By month: January 2007
Murray Test of Snippet
Ask yourself two questions: First, would you like to take a cruise? Second, would you like to get a tax deduction for the cost of your cruise? If you answered “yes” to both questions, this article is for you.
Extenders delay the expiration of a specific tax law, which hides budget costs and allows lawmakers to shirk their responsibility to make good law. We summarize the current extenders to inform you of where you stand with the tax law.
In the latest installment of gimmicky extenders, lawmakers have created a one-year tax benefit window for deducting mortgage insurance. What are the lawmakers thinking? Presumably, they hope the mortgage insurance deduction will boost the housing market in 2007. If this works, look for an extension to 2008.
If you have a business that goes under, and want to deduct it, you will need to prove to the IRS that it indeed was a business, and not a hobby. Assets, rental space, time spent, and other details will support your position.
It is possible to save big on medical insurance if you use the Section 105 Medical Reimbursement Plan. If you navigate the tax law correctly, you might be able to save $4,000, like one taxpayer. Knowledge is power.
Business owners, do not be tempted to “borrow” payroll taxes to contribute to the company. This is not only illegal (with penalties), but might leave you personally liable for the stolen money.
Hiring your children can be a really good move. If you have a sole proprietorship or a husband and wife partnership, you can save a lot of money in taxes.

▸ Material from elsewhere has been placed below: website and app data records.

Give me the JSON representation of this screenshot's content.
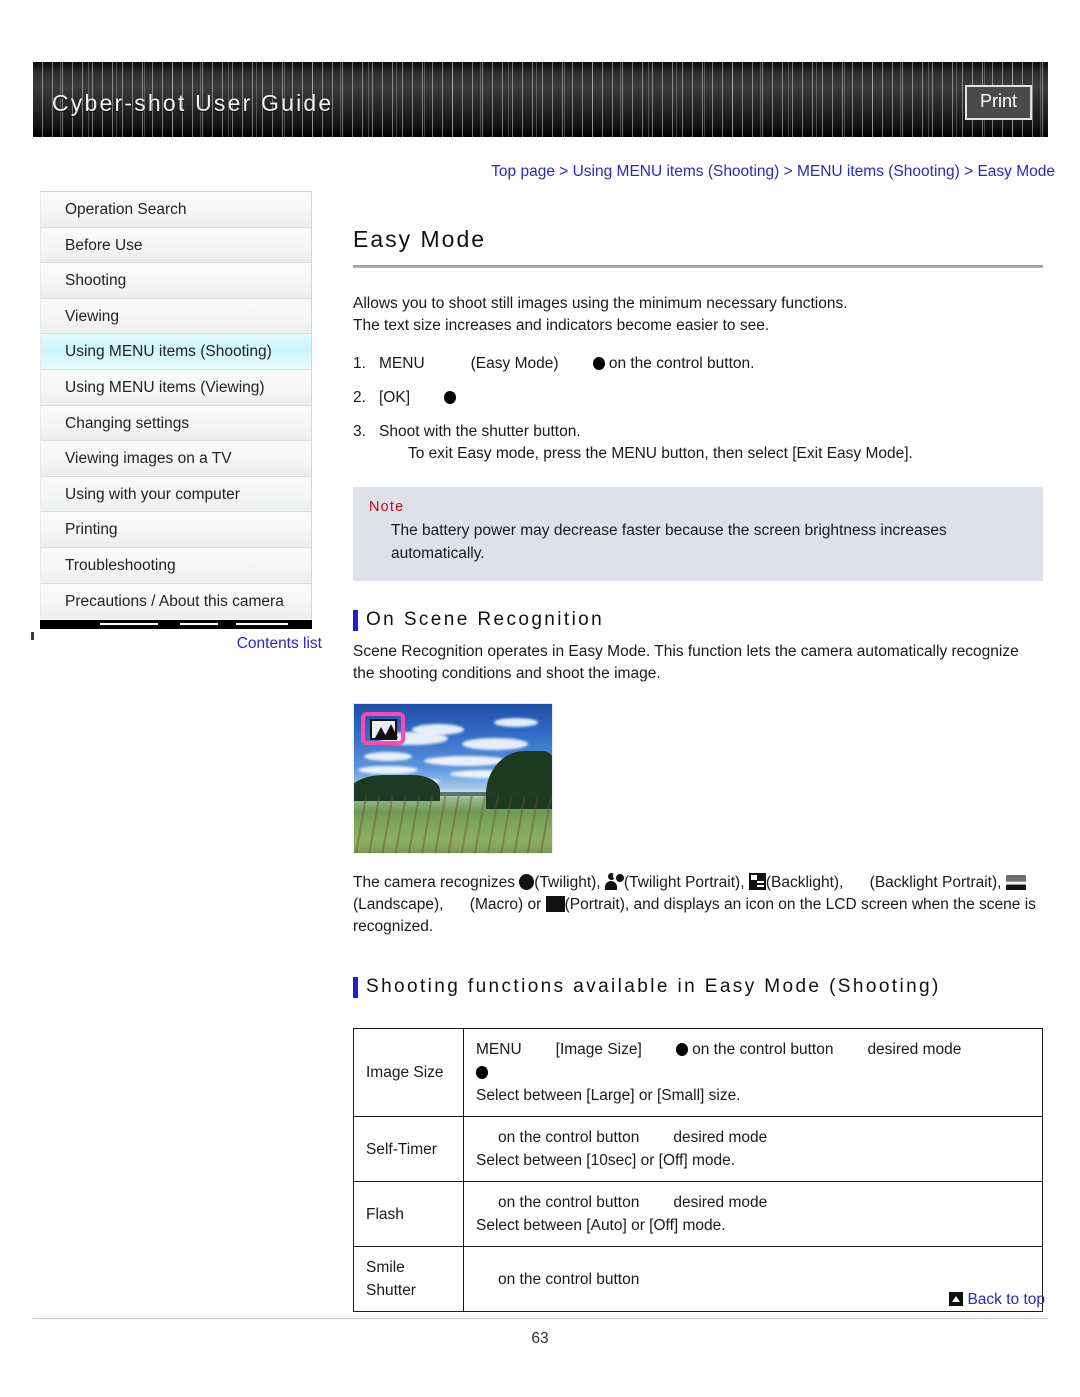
{
  "header": {
    "title": "Cyber-shot User Guide",
    "print_label": "Print"
  },
  "breadcrumb": {
    "text": "Top page > Using MENU items (Shooting) > MENU items (Shooting) > Easy Mode"
  },
  "sidebar": {
    "items": [
      {
        "label": "Operation Search",
        "active": false
      },
      {
        "label": "Before Use",
        "active": false
      },
      {
        "label": "Shooting",
        "active": false
      },
      {
        "label": "Viewing",
        "active": false
      },
      {
        "label": "Using MENU items (Shooting)",
        "active": true
      },
      {
        "label": "Using MENU items (Viewing)",
        "active": false
      },
      {
        "label": "Changing settings",
        "active": false
      },
      {
        "label": "Viewing images on a TV",
        "active": false
      },
      {
        "label": "Using with your computer",
        "active": false
      },
      {
        "label": "Printing",
        "active": false
      },
      {
        "label": "Troubleshooting",
        "active": false
      },
      {
        "label": "Precautions / About this camera",
        "active": false
      }
    ],
    "contents_list_label": "Contents list"
  },
  "main": {
    "title": "Easy Mode",
    "intro_line1": "Allows you to shoot still images using the minimum necessary functions.",
    "intro_line2": "The text size increases and indicators become easier to see.",
    "steps": [
      {
        "num": "1.",
        "part1": "MENU",
        "part2": "(Easy Mode)",
        "part3": "on the control button."
      },
      {
        "num": "2.",
        "part1": "[OK]",
        "part2": "",
        "part3": ""
      },
      {
        "num": "3.",
        "part1": "Shoot with the shutter button.",
        "part2": "",
        "part3": ""
      }
    ],
    "step3_sub": "To exit Easy mode, press the MENU button, then select [Exit Easy Mode].",
    "note": {
      "label": "Note",
      "text": "The battery power may decrease faster because the screen brightness increases automatically."
    },
    "scene_section": {
      "heading": "On Scene Recognition",
      "body": "Scene Recognition operates in Easy Mode. This function lets the camera automatically recognize the shooting conditions and shoot the image.",
      "recognize_prefix": "The camera recognizes",
      "labels": {
        "twilight": "(Twilight),",
        "twilight_portrait": "(Twilight Portrait),",
        "backlight": "(Backlight),",
        "backlight_portrait": "(Backlight Portrait),",
        "landscape": "(Landscape),",
        "macro": "(Macro) or",
        "portrait": "(Portrait), and displays an icon on the LCD screen"
      },
      "recognize_tail": "when the scene is recognized."
    },
    "functions_section": {
      "heading": "Shooting functions available in Easy Mode (Shooting)",
      "rows": [
        {
          "name": "Image Size",
          "line1_a": "MENU",
          "line1_b": "[Image Size]",
          "line1_c": "on the control button",
          "line1_d": "desired mode",
          "line2_dot": true,
          "line3": "Select between [Large] or [Small] size."
        },
        {
          "name": "Self-Timer",
          "line1_a": "",
          "line1_b": "",
          "line1_c": "on the control button",
          "line1_d": "desired mode",
          "line2_dot": false,
          "line3": "Select between [10sec] or [Off] mode."
        },
        {
          "name": "Flash",
          "line1_a": "",
          "line1_b": "",
          "line1_c": "on the control button",
          "line1_d": "desired mode",
          "line2_dot": false,
          "line3": "Select between [Auto] or [Off] mode."
        },
        {
          "name_line1": "Smile",
          "name_line2": "Shutter",
          "name": "Smile Shutter",
          "line1_a": "",
          "line1_b": "",
          "line1_c": "on the control button",
          "line1_d": "",
          "line2_dot": false,
          "line3": ""
        }
      ]
    }
  },
  "footer": {
    "back_to_top": "Back to top",
    "page_number": "63"
  },
  "colors": {
    "link": "#2828c8",
    "note_bg": "#dfe1e8",
    "note_label": "#d0021b",
    "sidebar_active": "#ccf4fb",
    "accent_bar": "#2222cc",
    "highlight_box": "#ff49b0"
  }
}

Be careful, though, with corporations, LLCs, estates, and partnerships.
If you make repairs to your home for the purpose of making the home a rental property, you may deduct them, if you do it right. You cannot, for example, deduct repairs made to your home (not rental property). You might also consider filing the improvements as capital expenditures.
Schedule E allows wages, but it does not have a separate line item for them. So, when you are hiring your spouse to work on your rental properties, file the work as “ordinary and necessary expenses to save money on taxes.
If you hire your spouse, you can save a lot of money in taxes by not paying him/her a wage. Instead, cover him/her and your family with medical benefits under Section 105.